It's your chick's umbilical cord, and if you notice, that black, scabby spot or string will be below your check's vent or "pooper." Be SURE not to confuse this with pasting, which occurs on the vent, not below it. Usually the umbilical cord falls off immediately during hatching, but sometimes it can hang around for a few days (or it falls off but the belly button takes a while to heal, leaving a scabby spot). This can happen whether you hatch at home, or if you order from My Pet Chicken or another hatchery. Please don't try to remove it,...Read More
Unfortunately, as you've learned, sexing is more of an art than an exact science, so when you buy day-old chicks, there's always a small risk of receiving a mis-sexed bird. We're sorry if this has happened to you, whether you purchased your chicks from us or from another hatchery or feed store. It can be stressful to try to find a home for your unwanted rooster, and sometimes the most stressful part is having to part with him at all. Juvenile roosters are usually very friendly, and almost invariably are the favorite "hen" of the flock, so the disappointment can...Read More
We recommend feeding "free choice"; that is, letting them eat as much layer feed as they want and leaving their feeder out at all times (although you may take it up at night if you like). Even if your chickens have access to pasture, free ranging simply supplements their diet. Chickens will eat as much food as they need to keep themselves healthy. Some breeds may be able to barely subsist in good weather by free ranging (although this is unlikely, as chickens are domesticated animals, not wild animals), but most will simply starve if you don't provide them enough...Read More
In general, chickens can be tamable and friendly by the same sorts of general methods you would use with a dog or a cat.

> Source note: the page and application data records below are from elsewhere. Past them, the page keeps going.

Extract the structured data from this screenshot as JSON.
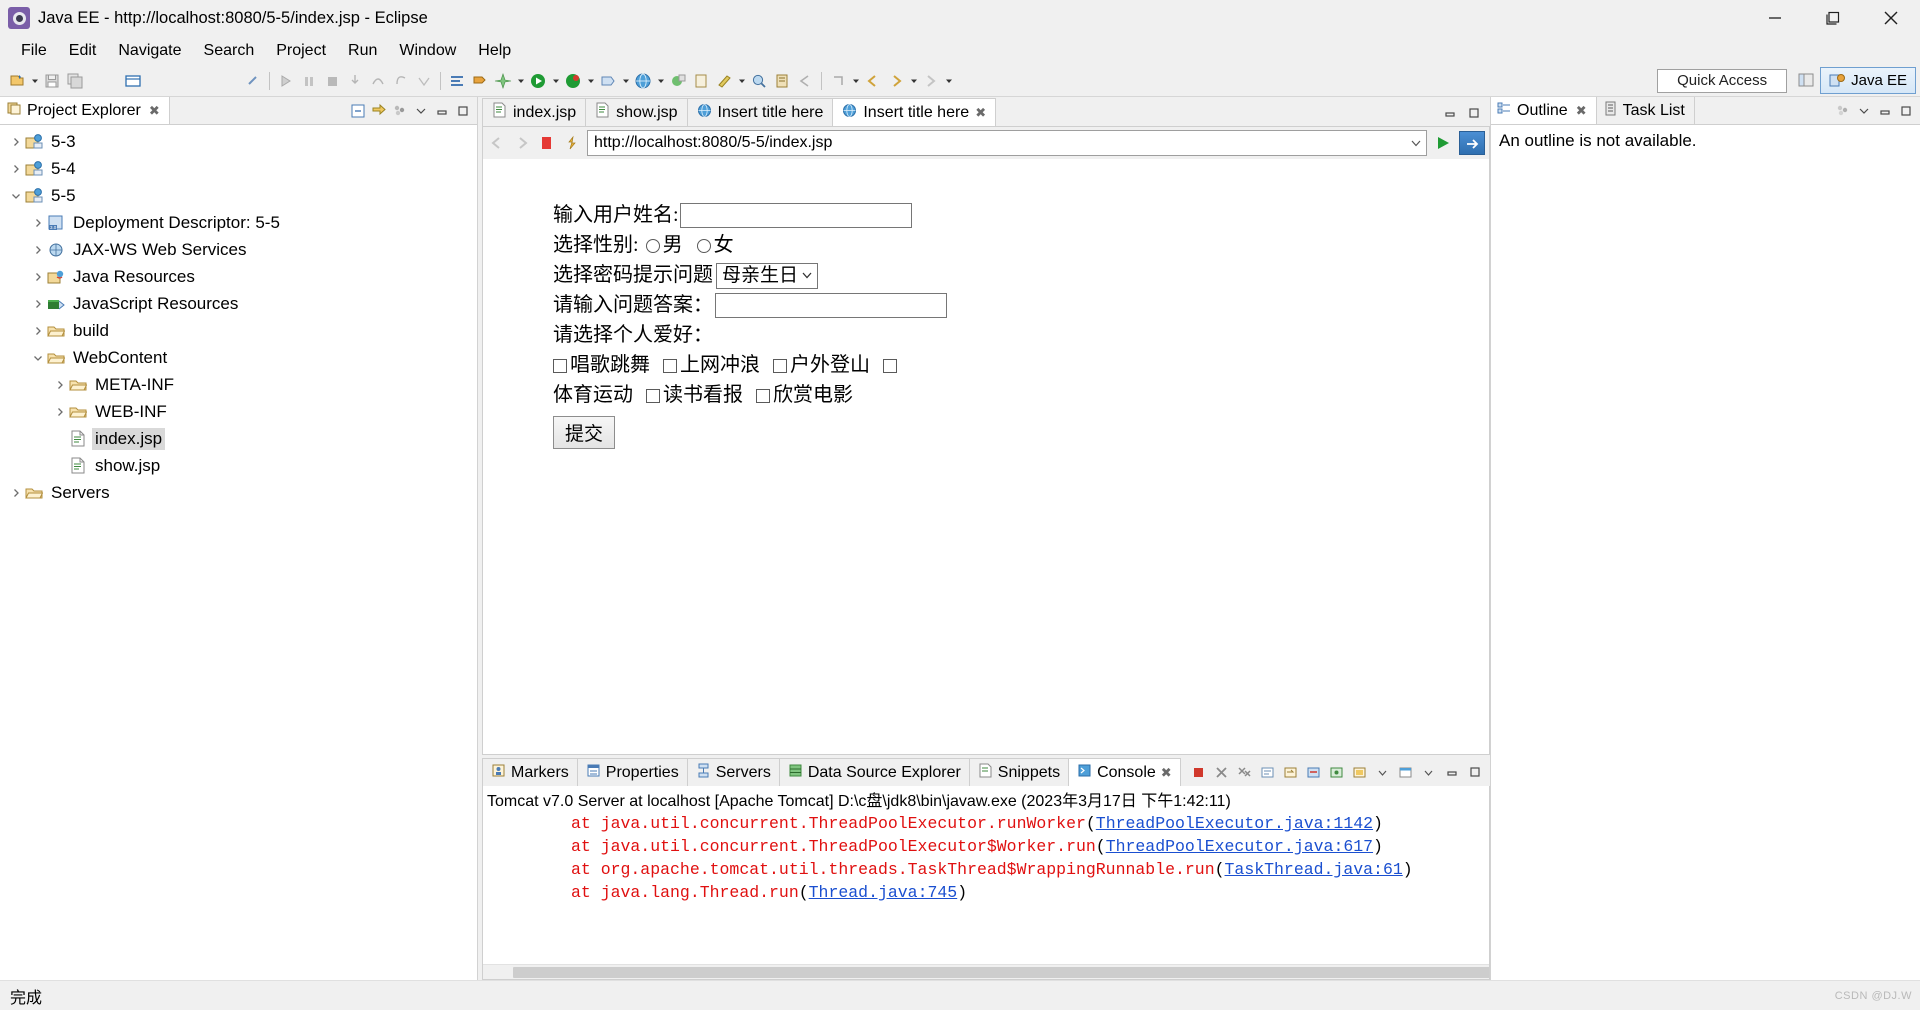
{
  "window": {
    "title": "Java EE - http://localhost:8080/5-5/index.jsp - Eclipse",
    "app_icon": "eclipse-icon",
    "minimize": "—",
    "maximize": "❐",
    "close": "✕"
  },
  "menu": {
    "items": [
      {
        "label": "File"
      },
      {
        "label": "Edit"
      },
      {
        "label": "Navigate"
      },
      {
        "label": "Search"
      },
      {
        "label": "Project"
      },
      {
        "label": "Run"
      },
      {
        "label": "Window"
      },
      {
        "label": "Help"
      }
    ]
  },
  "toolbar": {
    "quick_access": "Quick Access",
    "perspective_label": "Java EE",
    "icons": [
      "new-wizard-icon",
      "save-icon",
      "save-all-icon",
      "print-icon",
      "toggle-breadcrumb-icon",
      "link-icon",
      "run-last-tool-icon",
      "pause-icon",
      "stop-icon",
      "step-into-icon",
      "step-over-icon",
      "step-return-icon",
      "drop-to-frame-icon",
      "next-annotation-icon",
      "skip-breakpoints-icon",
      "new-java-project-icon",
      "run-icon",
      "debug-icon",
      "run-external-tools-icon",
      "web-browser-icon",
      "new-server-icon",
      "open-type-icon",
      "search-icon",
      "open-task-icon",
      "previous-edit-icon",
      "back-icon",
      "forward-icon"
    ]
  },
  "project_explorer": {
    "tab_label": "Project Explorer",
    "tab_icon": "project-explorer-icon",
    "tools": [
      "collapse-all-icon",
      "link-with-editor-icon",
      "view-menu-icon",
      "minimize-icon",
      "maximize-icon"
    ],
    "tree": [
      {
        "label": "5-3",
        "icon": "project-icon",
        "depth": 0,
        "arrow": "collapsed",
        "selected": false
      },
      {
        "label": "5-4",
        "icon": "project-icon",
        "depth": 0,
        "arrow": "collapsed",
        "selected": false
      },
      {
        "label": "5-5",
        "icon": "project-icon",
        "depth": 0,
        "arrow": "expanded",
        "selected": false
      },
      {
        "label": "Deployment Descriptor: 5-5",
        "icon": "deployment-descriptor-icon",
        "depth": 1,
        "arrow": "collapsed",
        "selected": false
      },
      {
        "label": "JAX-WS Web Services",
        "icon": "jaxws-icon",
        "depth": 1,
        "arrow": "collapsed",
        "selected": false
      },
      {
        "label": "Java Resources",
        "icon": "java-resources-icon",
        "depth": 1,
        "arrow": "collapsed",
        "selected": false
      },
      {
        "label": "JavaScript Resources",
        "icon": "javascript-resources-icon",
        "depth": 1,
        "arrow": "collapsed",
        "selected": false
      },
      {
        "label": "build",
        "icon": "folder-icon",
        "depth": 1,
        "arrow": "collapsed",
        "selected": false
      },
      {
        "label": "WebContent",
        "icon": "folder-icon",
        "depth": 1,
        "arrow": "expanded",
        "selected": false
      },
      {
        "label": "META-INF",
        "icon": "folder-icon",
        "depth": 2,
        "arrow": "collapsed",
        "selected": false
      },
      {
        "label": "WEB-INF",
        "icon": "folder-icon",
        "depth": 2,
        "arrow": "collapsed",
        "selected": false
      },
      {
        "label": "index.jsp",
        "icon": "jsp-file-icon",
        "depth": 2,
        "arrow": "none",
        "selected": true
      },
      {
        "label": "show.jsp",
        "icon": "jsp-file-icon",
        "depth": 2,
        "arrow": "none",
        "selected": false
      },
      {
        "label": "Servers",
        "icon": "folder-icon",
        "depth": 0,
        "arrow": "collapsed",
        "selected": false
      }
    ]
  },
  "editor": {
    "tabs": [
      {
        "label": "index.jsp",
        "icon": "jsp-file-icon",
        "active": false,
        "closable": false
      },
      {
        "label": "show.jsp",
        "icon": "jsp-file-icon",
        "active": false,
        "closable": false
      },
      {
        "label": "Insert title here",
        "icon": "web-browser-icon",
        "active": false,
        "closable": false
      },
      {
        "label": "Insert title here",
        "icon": "web-browser-icon",
        "active": true,
        "closable": true
      }
    ],
    "tools": [
      "minimize-icon",
      "maximize-icon"
    ]
  },
  "browser": {
    "url": "http://localhost:8080/5-5/index.jsp",
    "back_icon": "back-arrow-icon",
    "forward_icon": "forward-arrow-icon",
    "stop_icon": "stop-icon",
    "refresh_icon": "refresh-icon",
    "go_icon": "go-play-icon",
    "open-external_icon": "open-external-browser-icon"
  },
  "web_form": {
    "rows": {
      "username_label": "输入用户姓名:",
      "username_value": "",
      "gender_label": "选择性别:",
      "gender_options": [
        "男",
        "女"
      ],
      "question_label": "选择密码提示问题",
      "question_selected": "母亲生日",
      "answer_label": "请输入问题答案：",
      "answer_value": "",
      "hobby_label": "请选择个人爱好：",
      "hobbies_line1": [
        "唱歌跳舞",
        "上网冲浪",
        "户外登山"
      ],
      "hobbies_line2_first_text": "体育运动",
      "hobbies_line2": [
        "读书看报",
        "欣赏电影"
      ],
      "submit_label": "提交"
    }
  },
  "outline": {
    "tabs": [
      {
        "label": "Outline",
        "icon": "outline-icon",
        "active": true,
        "closable": true
      },
      {
        "label": "Task List",
        "icon": "task-list-icon",
        "active": false,
        "closable": false
      }
    ],
    "message": "An outline is not available.",
    "tools": [
      "focus-icon",
      "view-menu-icon",
      "minimize-icon",
      "maximize-icon"
    ]
  },
  "console": {
    "tabs": [
      {
        "label": "Markers",
        "icon": "markers-icon",
        "active": false,
        "closable": false
      },
      {
        "label": "Properties",
        "icon": "properties-icon",
        "active": false,
        "closable": false
      },
      {
        "label": "Servers",
        "icon": "servers-icon",
        "active": false,
        "closable": false
      },
      {
        "label": "Data Source Explorer",
        "icon": "data-source-explorer-icon",
        "active": false,
        "closable": false
      },
      {
        "label": "Snippets",
        "icon": "snippets-icon",
        "active": false,
        "closable": false
      },
      {
        "label": "Console",
        "icon": "console-icon",
        "active": true,
        "closable": true
      }
    ],
    "tools": [
      "terminate-icon",
      "remove-launch-icon",
      "remove-all-terminated-icon",
      "scroll-lock-icon",
      "word-wrap-icon",
      "clear-console-icon",
      "pin-console-icon",
      "display-selected-console-icon",
      "open-console-icon",
      "view-menu-icon",
      "minimize-icon",
      "maximize-icon"
    ],
    "header": "Tomcat v7.0 Server at localhost [Apache Tomcat] D:\\c盘\\jdk8\\bin\\javaw.exe (2023年3月17日 下午1:42:11)",
    "lines": [
      {
        "indent": 1,
        "text": "at java.util.concurrent.ThreadPoolExecutor.runWorker",
        "open": "(",
        "link": "ThreadPoolExecutor.java:1142",
        "close": ")"
      },
      {
        "indent": 1,
        "text": "at java.util.concurrent.ThreadPoolExecutor$Worker.run",
        "open": "(",
        "link": "ThreadPoolExecutor.java:617",
        "close": ")"
      },
      {
        "indent": 1,
        "text": "at org.apache.tomcat.util.threads.TaskThread$WrappingRunnable.run",
        "open": "(",
        "link": "TaskThread.java:61",
        "close": ")"
      },
      {
        "indent": 1,
        "text": "at java.lang.Thread.run",
        "open": "(",
        "link": "Thread.java:745",
        "close": ")"
      }
    ]
  },
  "statusbar": {
    "message": "完成",
    "watermark": "CSDN @DJ.W"
  },
  "colors": {
    "accent": "#2f6fb0",
    "error_text": "#e01010",
    "link": "#1a4fd0",
    "chrome": "#f0f0f0",
    "selection": "#d9d9d9"
  }
}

Presuming they are healthy and receiving proper shelter, food and water--as well as nesting places--they will often be tempted by treats (given in moderation) of wild bird seed, meal worms, sunflower seed and so forth. If they learn to associate you with good treats, they will probably come running to you when they hear you, rather than in the other direction. Keep in mind that chickens do not usually like the same kind of handling a dog...Read More
There is no perfect age to transition your chicks to their outdoor coop, but generally by the time they are 5 or 6 weeks old, they're getting large for an indoor brooder and will want more space. Plus, they will be mostly feathered and able to maintain their body temperatures on their own. But just because you've adjusted the heat gradually down to the ambient temperature of your home doesn't mean they can go from 68 F inside to 15 F outside in the dead of winter!Sudden temperature changes are a real danger to your birds. You'll need to take...Read More
"The Clubhouse" Coop
Easy to assemble and built to last, the Clubhouse Coop is the perfect starter coop for a small flock.